[WHAT IS REQUIRED] Below are some entries. Copy each line in them that holds "Alpha".

######

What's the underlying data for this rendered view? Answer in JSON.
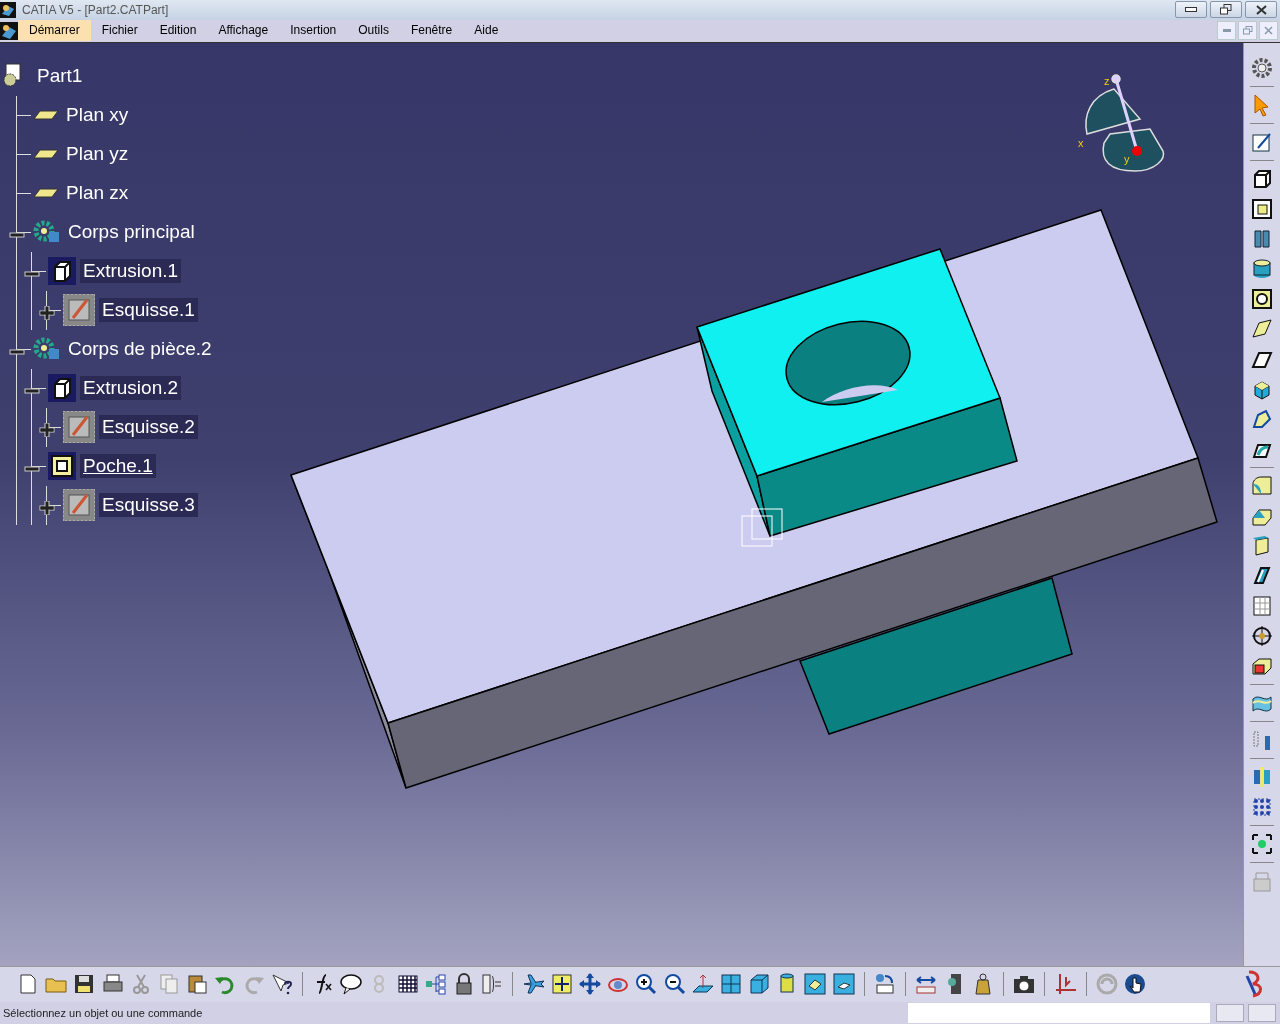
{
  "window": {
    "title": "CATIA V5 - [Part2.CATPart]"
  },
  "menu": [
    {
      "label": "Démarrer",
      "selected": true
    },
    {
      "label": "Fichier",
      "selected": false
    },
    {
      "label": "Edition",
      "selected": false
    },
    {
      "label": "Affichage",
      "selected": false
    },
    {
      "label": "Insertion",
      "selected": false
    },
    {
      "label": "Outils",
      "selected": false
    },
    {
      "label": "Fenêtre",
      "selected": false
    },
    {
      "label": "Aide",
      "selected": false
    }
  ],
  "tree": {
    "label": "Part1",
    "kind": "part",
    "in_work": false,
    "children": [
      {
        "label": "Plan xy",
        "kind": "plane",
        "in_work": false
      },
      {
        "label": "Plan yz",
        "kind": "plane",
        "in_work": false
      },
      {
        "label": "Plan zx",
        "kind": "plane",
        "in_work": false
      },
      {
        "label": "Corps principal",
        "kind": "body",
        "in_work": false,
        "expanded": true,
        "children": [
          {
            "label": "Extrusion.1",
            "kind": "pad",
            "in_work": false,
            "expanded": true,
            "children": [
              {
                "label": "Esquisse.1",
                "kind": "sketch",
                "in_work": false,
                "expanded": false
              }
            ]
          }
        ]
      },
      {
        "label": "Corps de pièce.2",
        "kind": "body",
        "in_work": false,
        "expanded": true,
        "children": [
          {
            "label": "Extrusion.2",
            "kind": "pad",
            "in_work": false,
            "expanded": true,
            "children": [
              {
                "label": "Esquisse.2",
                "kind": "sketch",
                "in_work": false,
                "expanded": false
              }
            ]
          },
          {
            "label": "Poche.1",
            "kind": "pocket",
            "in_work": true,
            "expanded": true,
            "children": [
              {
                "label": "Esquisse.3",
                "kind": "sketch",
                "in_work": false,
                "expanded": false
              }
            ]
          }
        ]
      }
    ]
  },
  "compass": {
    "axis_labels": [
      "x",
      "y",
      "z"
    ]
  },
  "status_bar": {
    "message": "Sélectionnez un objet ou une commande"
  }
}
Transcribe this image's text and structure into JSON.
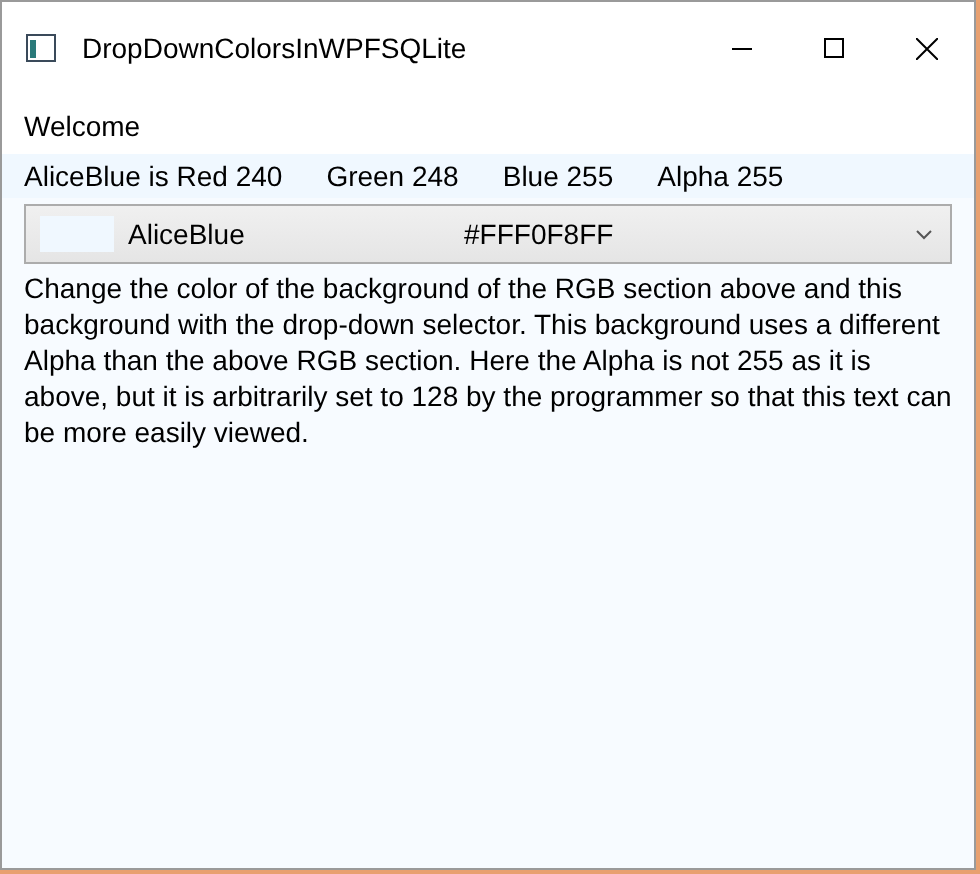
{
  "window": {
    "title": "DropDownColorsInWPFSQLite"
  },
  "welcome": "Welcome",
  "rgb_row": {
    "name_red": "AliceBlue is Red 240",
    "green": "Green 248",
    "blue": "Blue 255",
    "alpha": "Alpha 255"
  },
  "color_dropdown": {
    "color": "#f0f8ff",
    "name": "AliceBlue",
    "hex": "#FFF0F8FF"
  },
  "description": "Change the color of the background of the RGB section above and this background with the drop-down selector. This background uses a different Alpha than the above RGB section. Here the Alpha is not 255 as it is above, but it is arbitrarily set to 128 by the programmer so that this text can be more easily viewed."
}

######

[FINAL ANSWER]
    "alpha": "Alpha 255"
  "description": "Change the color of the background of the RGB section above and this background with the drop-down selector. This background uses a different Alpha than the above RGB section. Here the Alpha is not 255 as it is above, but it is arbitrarily set to 128 by the programmer so that this text can be more easily viewed."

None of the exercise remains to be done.